(Saved entries)
-- -- --

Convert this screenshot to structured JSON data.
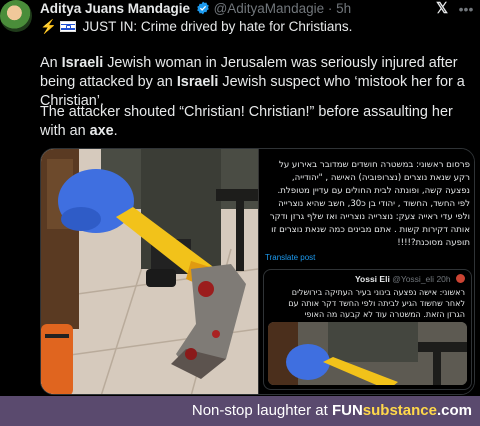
{
  "tweet": {
    "display_name": "Aditya Juans Mandagie",
    "handle": "@AdityaMandagie",
    "separator": "·",
    "time": "5h",
    "headline": "JUST IN: Crime drived by hate for Christians.",
    "para1": {
      "a": "An ",
      "b1": "Israeli",
      "c": " Jewish woman in Jerusalem was seriously injured after being attacked by an ",
      "b2": "Israeli",
      "d": " Jewish suspect who ‘mistook her for a Christian’."
    },
    "para2": {
      "a": "The attacker shouted “Christian! Christian!” before assaulting her with an ",
      "b": "axe",
      "c": "."
    }
  },
  "embedded_post": {
    "hebrew_text": "פרסום ראשוני: במשטרה חושדים שמדובר באירוע על רקע שנאת נוצרים (נצרופוביה) האישה , \"יהודייה, נפצעה קשה, ופונתה לבית החולים עם עדיין מטופלת. לפי החשד, החשוד , יהודי בן כ30, חשב שהיא נוצרייה ולפי עדי ראייה צעק: נוצרייה נוצרייה ואז שלף גרזן ודקר אותה דקירות קשות . אתם מבינים כמה שנאת נוצרים זו תופעה מסוכנת?!!!!",
    "translate_label": "Translate post",
    "quoted": {
      "name": "Yossi Eli",
      "handle": "@Yossi_eli",
      "time": "20h",
      "text": "ראשוני: אישה נפצעה בינוני בעיר העתיקה בירושלים לאחר שחשוד הגיע לביתה ולפי החשד דקר אותה עם הגרזן הזאת. המשטרה עוד לא קבעה מה האופי"
    }
  },
  "footer": {
    "text": "Non-stop laughter at ",
    "brand_a": "FUN",
    "brand_b": "substance",
    "brand_c": ".com"
  },
  "colors": {
    "background": "#000000",
    "footer_bg": "#5a4a6e",
    "link": "#1d9bf0",
    "muted": "#71767b"
  },
  "icons": [
    "verified-badge-icon",
    "x-logo-icon",
    "more-icon",
    "lightning-icon",
    "israel-flag-icon"
  ]
}
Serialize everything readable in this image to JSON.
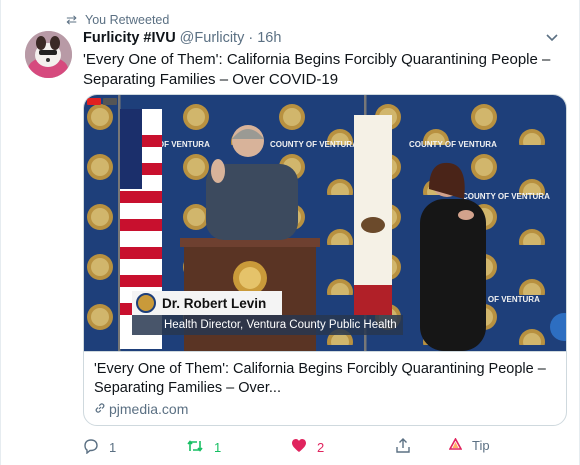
{
  "retweet": {
    "label": "You Retweeted"
  },
  "author": {
    "name": "Furlicity #IVU",
    "handle": "@Furlicity",
    "separator": "·",
    "time": "16h"
  },
  "tweet": {
    "text": "'Every One of Them': California Begins Forcibly Quarantining People – Separating Families – Over COVID-19"
  },
  "card": {
    "video": {
      "backdrop_text": "COUNTY OF VENTURA",
      "speaker_name": "Dr. Robert Levin",
      "speaker_title": "Health Director, Ventura County Public Health"
    },
    "title": "'Every One of Them': California Begins Forcibly Quarantining People – Separating Families – Over...",
    "domain": "pjmedia.com"
  },
  "actions": {
    "reply_count": "1",
    "retweet_count": "1",
    "like_count": "2",
    "tip_label": "Tip"
  },
  "colors": {
    "retweet_green": "#17bf63",
    "like_red": "#e0245e",
    "muted": "#5b7083",
    "backdrop_blue": "#1e3f7a"
  },
  "icons": [
    "retweet-icon",
    "chevron-down-icon",
    "reply-icon",
    "like-icon",
    "share-icon",
    "tip-icon",
    "link-icon"
  ]
}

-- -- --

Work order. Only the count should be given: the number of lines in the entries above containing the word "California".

Written response. 2